The lecture and photos caused a stir but received mixed reviews. Some audience members complained of being unsatisfied by Stevens’s explanation. A plan to take the lecture series to London never materialized, and unlike Stevens’s earlier adventures, there was no lengthy series of newspaper articles or book about the journey. It’s unclear whether disappointment was a factor in his decision, but Stevens decided to end his exploring career. At 40, he had spent much of the past 25 years wandering the world, and he privately confided to friends that he was weary of constant travel and lecturing.

The following year, Stevens returned to his native England and married Frances Barnes, a British widow and mother of two famous British stage actresses, Violet and Irene Van Brugh. For many years, he worked as the business manager for London’s famed Garrick Theater. He later penned a children’s book and the occasional article about his travels, but with time he faded into obscurity. Little is known about his later years. He remained in England after his wife’s death in 1917 and volunteered during and after World War I, making artificial limbs for wounded soldiers. His experiences from his travels affected him throughout his life. In a 1925 letter to his sister in Missouri, he wrote:

“Having seen much of the world, as you know, in many countries, and seen the people from the best Europe and America had produced, to the lowest African savages; I have, as you may suppose, very broad views about religion, etc. I find good in all forms and see that all are striving for the same end by roads that mark the difference in civilization and culture.”

Thomas Stevens died of cancer of the bladder in London in January 1935 at the age of 80. One can’t help but wonder which scenes from his extraordinary life he savored before he died. Was he thinking of the long ride down the Grand Trunk Road in India? Recalling the taste of warm champagne shared with Stanley in the wilds of Africa?
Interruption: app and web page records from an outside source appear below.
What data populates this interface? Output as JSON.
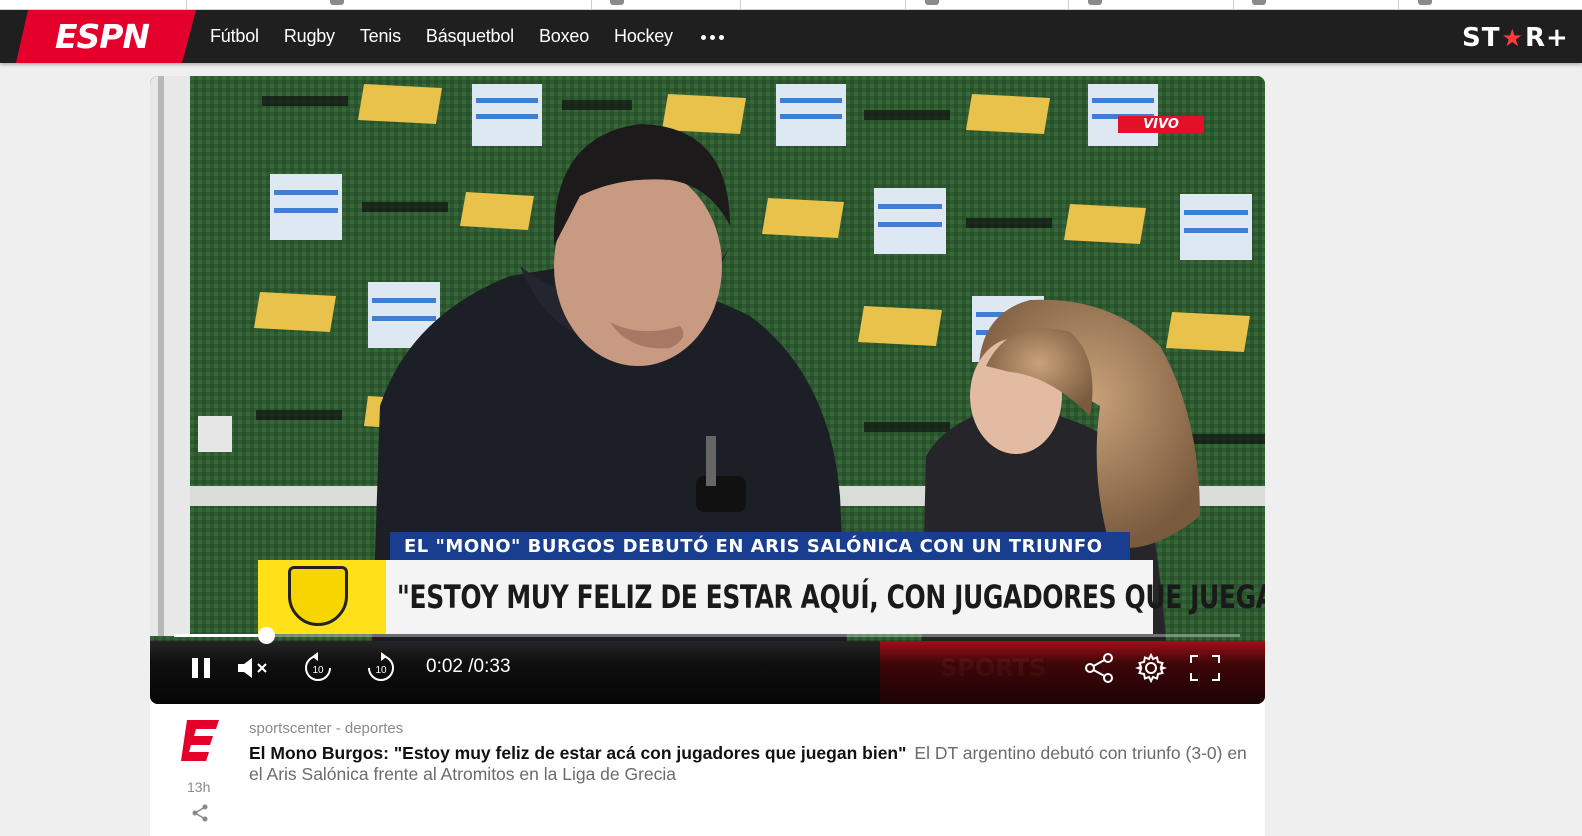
{
  "nav": {
    "brand": "ESPN",
    "items": [
      {
        "label": "Fútbol"
      },
      {
        "label": "Rugby"
      },
      {
        "label": "Tenis"
      },
      {
        "label": "Básquetbol"
      },
      {
        "label": "Boxeo"
      },
      {
        "label": "Hockey"
      }
    ],
    "more_icon": "more-dots-icon",
    "partner": {
      "text_left": "ST",
      "star": "★",
      "text_right": "R+"
    }
  },
  "player": {
    "live_badge": "VIVO",
    "lower_third_strip": "EL \"MONO\" BURGOS DEBUTÓ EN ARIS SALÓNICA CON UN TRIUNFO",
    "lower_third_quote": "\"ESTOY MUY FELIZ DE ESTAR AQUÍ, CON JUGADORES QUE JUEGAN BIEN\"",
    "current_time": "0:02",
    "time_separator": "/",
    "duration": "0:33",
    "progress_fraction": 0.086,
    "icons": {
      "pause": "pause-icon",
      "mute": "volume-muted-icon",
      "rewind": "rewind-10-icon",
      "forward": "forward-10-icon",
      "share": "share-icon",
      "settings": "settings-gear-icon",
      "fullscreen": "fullscreen-icon"
    },
    "skip_seconds": "10"
  },
  "article": {
    "source": "sportscenter - deportes",
    "title": "El Mono Burgos: \"Estoy muy feliz de estar acá con jugadores que juegan bien\"",
    "summary": "El DT argentino debutó con triunfo (3-0) en el Aris Salónica frente al Atromitos en la Liga de Grecia",
    "time_ago": "13h",
    "logo_icon": "espn-e-logo-icon",
    "share_icon": "share-icon"
  },
  "colors": {
    "espn_red": "#e4002b",
    "nav_bg": "#1f1f1f",
    "page_bg": "#efefef",
    "live_red": "#e3102a",
    "strip_blue": "#1a3e8f",
    "badge_yellow": "#ffe11a"
  }
}
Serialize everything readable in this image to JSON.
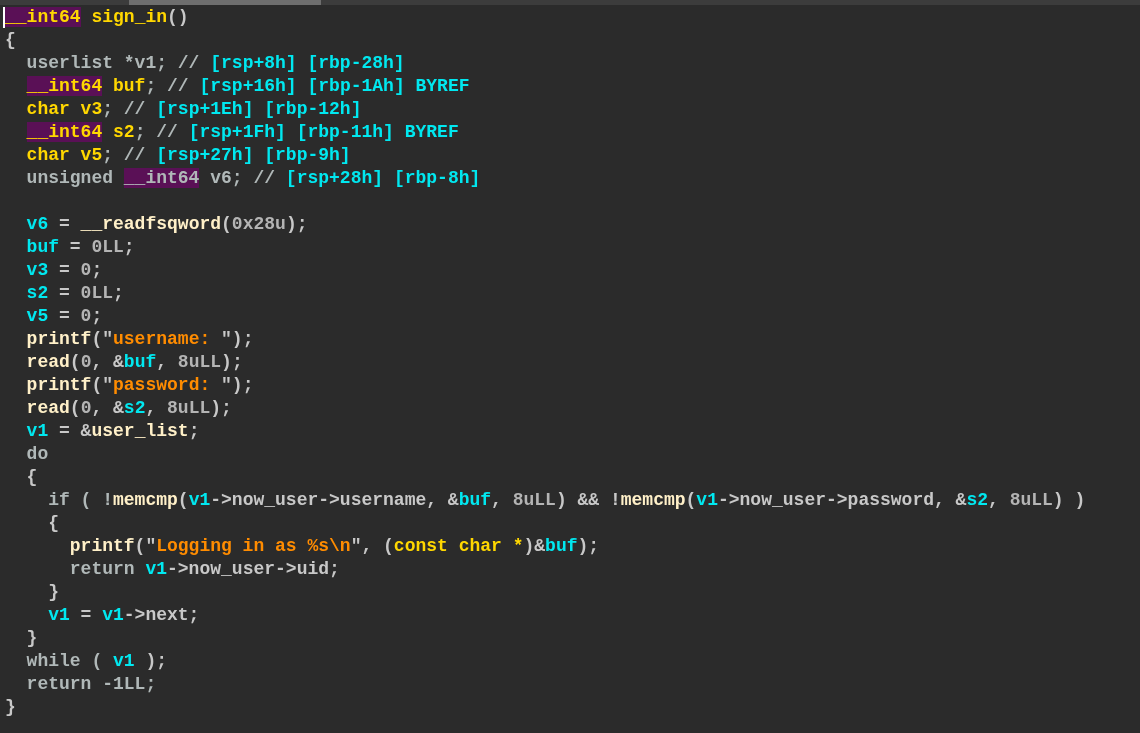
{
  "scrollbar": {
    "kind": "horizontal"
  },
  "cursor": {
    "visible": true
  },
  "lines": [
    {
      "kind": "code",
      "tokens": [
        {
          "text": "__int64",
          "kind": "h"
        },
        {
          "text": " sign_in",
          "kind": "t"
        },
        {
          "text": "()",
          "kind": "p"
        }
      ]
    },
    {
      "kind": "code",
      "tokens": [
        {
          "text": "{",
          "kind": "p"
        }
      ],
      "children": [
        {
          "kind": "code",
          "tokens": [
            {
              "text": "userlist *v1; // ",
              "kind": "d"
            },
            {
              "text": "[rsp+8h] [rbp-28h]",
              "kind": "c"
            }
          ]
        },
        {
          "kind": "code",
          "tokens": [
            {
              "text": "__int64",
              "kind": "h"
            },
            {
              "text": " buf",
              "kind": "t"
            },
            {
              "text": "; // ",
              "kind": "d"
            },
            {
              "text": "[rsp+16h] [rbp-1Ah] BYREF",
              "kind": "c"
            }
          ]
        },
        {
          "kind": "code",
          "tokens": [
            {
              "text": "char v3",
              "kind": "t"
            },
            {
              "text": "; // ",
              "kind": "d"
            },
            {
              "text": "[rsp+1Eh] [rbp-12h]",
              "kind": "c"
            }
          ]
        },
        {
          "kind": "code",
          "tokens": [
            {
              "text": "__int64",
              "kind": "h"
            },
            {
              "text": " s2",
              "kind": "t"
            },
            {
              "text": "; // ",
              "kind": "d"
            },
            {
              "text": "[rsp+1Fh] [rbp-11h] BYREF",
              "kind": "c"
            }
          ]
        },
        {
          "kind": "code",
          "tokens": [
            {
              "text": "char v5",
              "kind": "t"
            },
            {
              "text": "; // ",
              "kind": "d"
            },
            {
              "text": "[rsp+27h] [rbp-9h]",
              "kind": "c"
            }
          ]
        },
        {
          "kind": "code",
          "tokens": [
            {
              "text": "unsigned ",
              "kind": "d"
            },
            {
              "text": "__int64",
              "kind": "g"
            },
            {
              "text": " v6; // ",
              "kind": "d"
            },
            {
              "text": "[rsp+28h] [rbp-8h]",
              "kind": "c"
            }
          ]
        },
        {
          "kind": "blank"
        },
        {
          "kind": "code",
          "tokens": [
            {
              "text": "v6",
              "kind": "v"
            },
            {
              "text": " = ",
              "kind": "p"
            },
            {
              "text": "__readfsqword",
              "kind": "f"
            },
            {
              "text": "(",
              "kind": "p"
            },
            {
              "text": "0x28u",
              "kind": "n"
            },
            {
              "text": ");",
              "kind": "p"
            }
          ]
        },
        {
          "kind": "code",
          "tokens": [
            {
              "text": "buf",
              "kind": "v"
            },
            {
              "text": " = ",
              "kind": "p"
            },
            {
              "text": "0LL",
              "kind": "n"
            },
            {
              "text": ";",
              "kind": "p"
            }
          ]
        },
        {
          "kind": "code",
          "tokens": [
            {
              "text": "v3",
              "kind": "v"
            },
            {
              "text": " = ",
              "kind": "p"
            },
            {
              "text": "0",
              "kind": "n"
            },
            {
              "text": ";",
              "kind": "p"
            }
          ]
        },
        {
          "kind": "code",
          "tokens": [
            {
              "text": "s2",
              "kind": "v"
            },
            {
              "text": " = ",
              "kind": "p"
            },
            {
              "text": "0LL",
              "kind": "n"
            },
            {
              "text": ";",
              "kind": "p"
            }
          ]
        },
        {
          "kind": "code",
          "tokens": [
            {
              "text": "v5",
              "kind": "v"
            },
            {
              "text": " = ",
              "kind": "p"
            },
            {
              "text": "0",
              "kind": "n"
            },
            {
              "text": ";",
              "kind": "p"
            }
          ]
        },
        {
          "kind": "code",
          "tokens": [
            {
              "text": "printf",
              "kind": "f"
            },
            {
              "text": "(\"",
              "kind": "p"
            },
            {
              "text": "username: ",
              "kind": "s"
            },
            {
              "text": "\");",
              "kind": "p"
            }
          ]
        },
        {
          "kind": "code",
          "tokens": [
            {
              "text": "read",
              "kind": "f"
            },
            {
              "text": "(",
              "kind": "p"
            },
            {
              "text": "0",
              "kind": "n"
            },
            {
              "text": ", &",
              "kind": "p"
            },
            {
              "text": "buf",
              "kind": "v"
            },
            {
              "text": ", ",
              "kind": "p"
            },
            {
              "text": "8uLL",
              "kind": "n"
            },
            {
              "text": ");",
              "kind": "p"
            }
          ]
        },
        {
          "kind": "code",
          "tokens": [
            {
              "text": "printf",
              "kind": "f"
            },
            {
              "text": "(\"",
              "kind": "p"
            },
            {
              "text": "password: ",
              "kind": "s"
            },
            {
              "text": "\");",
              "kind": "p"
            }
          ]
        },
        {
          "kind": "code",
          "tokens": [
            {
              "text": "read",
              "kind": "f"
            },
            {
              "text": "(",
              "kind": "p"
            },
            {
              "text": "0",
              "kind": "n"
            },
            {
              "text": ", &",
              "kind": "p"
            },
            {
              "text": "s2",
              "kind": "v"
            },
            {
              "text": ", ",
              "kind": "p"
            },
            {
              "text": "8uLL",
              "kind": "n"
            },
            {
              "text": ");",
              "kind": "p"
            }
          ]
        },
        {
          "kind": "code",
          "tokens": [
            {
              "text": "v1",
              "kind": "v"
            },
            {
              "text": " = &",
              "kind": "p"
            },
            {
              "text": "user_list",
              "kind": "f"
            },
            {
              "text": ";",
              "kind": "p"
            }
          ]
        },
        {
          "kind": "code",
          "tokens": [
            {
              "text": "do",
              "kind": "d"
            }
          ]
        },
        {
          "kind": "code",
          "tokens": [
            {
              "text": "{",
              "kind": "p"
            }
          ],
          "children": [
            {
              "kind": "code",
              "tokens": [
                {
                  "text": "if ( !",
                  "kind": "d"
                },
                {
                  "text": "memcmp",
                  "kind": "f"
                },
                {
                  "text": "(",
                  "kind": "p"
                },
                {
                  "text": "v1",
                  "kind": "v"
                },
                {
                  "text": "->now_user->username, &",
                  "kind": "p"
                },
                {
                  "text": "buf",
                  "kind": "v"
                },
                {
                  "text": ", ",
                  "kind": "p"
                },
                {
                  "text": "8uLL",
                  "kind": "n"
                },
                {
                  "text": ") && !",
                  "kind": "p"
                },
                {
                  "text": "memcmp",
                  "kind": "f"
                },
                {
                  "text": "(",
                  "kind": "p"
                },
                {
                  "text": "v1",
                  "kind": "v"
                },
                {
                  "text": "->now_user->password, &",
                  "kind": "p"
                },
                {
                  "text": "s2",
                  "kind": "v"
                },
                {
                  "text": ", ",
                  "kind": "p"
                },
                {
                  "text": "8uLL",
                  "kind": "n"
                },
                {
                  "text": ") )",
                  "kind": "p"
                }
              ]
            },
            {
              "kind": "code",
              "tokens": [
                {
                  "text": "{",
                  "kind": "p"
                }
              ],
              "children": [
                {
                  "kind": "code",
                  "tokens": [
                    {
                      "text": "printf",
                      "kind": "f"
                    },
                    {
                      "text": "(\"",
                      "kind": "p"
                    },
                    {
                      "text": "Logging in as %s\\n",
                      "kind": "s"
                    },
                    {
                      "text": "\", (",
                      "kind": "p"
                    },
                    {
                      "text": "const char *",
                      "kind": "t"
                    },
                    {
                      "text": ")&",
                      "kind": "p"
                    },
                    {
                      "text": "buf",
                      "kind": "v"
                    },
                    {
                      "text": ");",
                      "kind": "p"
                    }
                  ]
                },
                {
                  "kind": "code",
                  "tokens": [
                    {
                      "text": "return ",
                      "kind": "d"
                    },
                    {
                      "text": "v1",
                      "kind": "v"
                    },
                    {
                      "text": "->now_user->uid;",
                      "kind": "p"
                    }
                  ]
                }
              ]
            },
            {
              "kind": "code",
              "tokens": [
                {
                  "text": "}",
                  "kind": "p"
                }
              ]
            },
            {
              "kind": "code",
              "tokens": [
                {
                  "text": "v1",
                  "kind": "v"
                },
                {
                  "text": " = ",
                  "kind": "p"
                },
                {
                  "text": "v1",
                  "kind": "v"
                },
                {
                  "text": "->next;",
                  "kind": "p"
                }
              ]
            }
          ]
        },
        {
          "kind": "code",
          "tokens": [
            {
              "text": "}",
              "kind": "p"
            }
          ]
        },
        {
          "kind": "code",
          "tokens": [
            {
              "text": "while ( ",
              "kind": "d"
            },
            {
              "text": "v1",
              "kind": "v"
            },
            {
              "text": " );",
              "kind": "p"
            }
          ]
        },
        {
          "kind": "code",
          "tokens": [
            {
              "text": "return -1LL;",
              "kind": "d"
            }
          ]
        }
      ]
    },
    {
      "kind": "code",
      "tokens": [
        {
          "text": "}",
          "kind": "p"
        }
      ]
    }
  ]
}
Or reminiscing on the afternoon he spent chatting with Tolstoy? Only he knows his final thoughts, but they surely were accompanied by the satisfaction of having lived life to the fullest.

This site powered by The Next Generation of Genealogy Sitebuilding v. 14.0.3, written by Darrin Lythgoe © 2001-2023.

Maintained by Gerald Apperly. | Data Protection Policy.

Mr. Apperly uses genealogy software by Family Historian Copyright © Calico Pie Limited 2002-2023